De’Aaron Fox: “I just would say quickly that obviously De’Aaron Fox’s speed and athleticism, given the way the NBA game is at the moment — that’s going to trump the fact that he has to continue to improve his shot,” Fraschilla said. “But I’m sure Jeff has talked to the same type of scouts who say, you cannot, in this modern NBA, teach his speed and athleticism, and unlike some of the non-shooting point guards in the league that are — actually hurt their team, he is probably — you could safely compare him to a young John Wall because of the same attributes. But it’ll help him — it’s not in his DNA to be a great shooter, because he’s never had to be, but it certainly helps him in his NBA future down the road if he continues to figure out a way to make some shots, but the speed and athleticism will get him drafted, obviously, in the top five or six.
Added Goodman: “I think he’s only helped by his character, too. I mean, high-character kid, shined when it mattered in the NCAA tournament, for the most part. I think you’re looking at a guy who’s certainly going to go in the top 10 and could go as high as 5.”
Malik Monk: “I wish he was 6-5 and not 6-3 with an average swing span, because for me the poster child for Malik Monk is what Jamal Crawford has done in his career. I think Malik, once he settles into his NBA career, is going to be a scorer off the bench,” Fraschilla said. “I know he probably wouldn’t want to hear that, but he is a — he is still a volume shooter. He had the ultimate green light in high school. He had a green light at Kentucky. It actually hurt them at times. He can put the ball in the basket. There’s no doubt about it. But the fact that he’s undersized, with a below-average wingspan for the position, he is going to have to become what I call a technician. He is really going to have to work on NBA footwork, creating space and separation. It’s all there for him because when you draft these guys nowadays, for the most part, they’re NBA Silly Putty. You get to mold them with your coaching staff. You know, I like him. His NBA future to me is a lead off-the-bench scorer.”
Added Goodman: “I think with Malik Monk, it’s not being a volume guy. You know, being able to handle picking your spots in the NBA a little bit because who knows where he’s going to go and how many shots he’s going to get. He had a long leash in a sense for Kentucky because they needed him to score the ball, so I think it’s going to be different for him, most likely, in the NBA, he’s not going to come in and get 20 shots every game. So I think for him, it’s just going to be consistency with his effort and with his production.”

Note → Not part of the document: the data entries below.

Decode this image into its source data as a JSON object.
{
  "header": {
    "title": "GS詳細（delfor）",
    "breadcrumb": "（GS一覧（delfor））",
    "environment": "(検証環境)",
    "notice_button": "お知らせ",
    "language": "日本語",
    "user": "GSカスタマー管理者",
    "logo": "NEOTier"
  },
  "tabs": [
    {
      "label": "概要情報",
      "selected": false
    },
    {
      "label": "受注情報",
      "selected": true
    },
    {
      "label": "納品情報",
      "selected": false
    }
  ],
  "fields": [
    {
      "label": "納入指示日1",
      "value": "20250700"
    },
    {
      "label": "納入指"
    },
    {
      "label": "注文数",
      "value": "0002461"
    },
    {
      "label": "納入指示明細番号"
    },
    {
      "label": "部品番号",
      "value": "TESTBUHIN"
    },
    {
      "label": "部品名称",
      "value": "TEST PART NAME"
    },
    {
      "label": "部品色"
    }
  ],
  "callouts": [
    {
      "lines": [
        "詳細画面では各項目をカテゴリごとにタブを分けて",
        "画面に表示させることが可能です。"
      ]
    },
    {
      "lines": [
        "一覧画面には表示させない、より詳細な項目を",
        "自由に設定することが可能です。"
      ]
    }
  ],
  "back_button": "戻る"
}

Lastly, given his expressed disdain for the triangle and the Knicks’ emphasis of the offense, Fraschilla was asked whether he thought Fox or Monk was a better fit in the triangle: “I think you have to have a certain type of versatility and skill level to play in the triangle. De’Aaron is going to be able to fit most systems because of his speed,” he said. “I mean, it just doesn’t make sense to walk the ball up the court in the modern NBA into a half-court triangle set, so he’s going to be able to adjust. But you do have to have a certain type of versatility in my opinion to play in the pure triangle because everybody is interchangeable; you have to play multiple positions within the triangle, and that would cater to Frank’s versatility versus De’Aaron’s speed in the NBA game. But again, if you’re not running in the NBA and trying to get easy baskets, you’re probably not a playoff team.”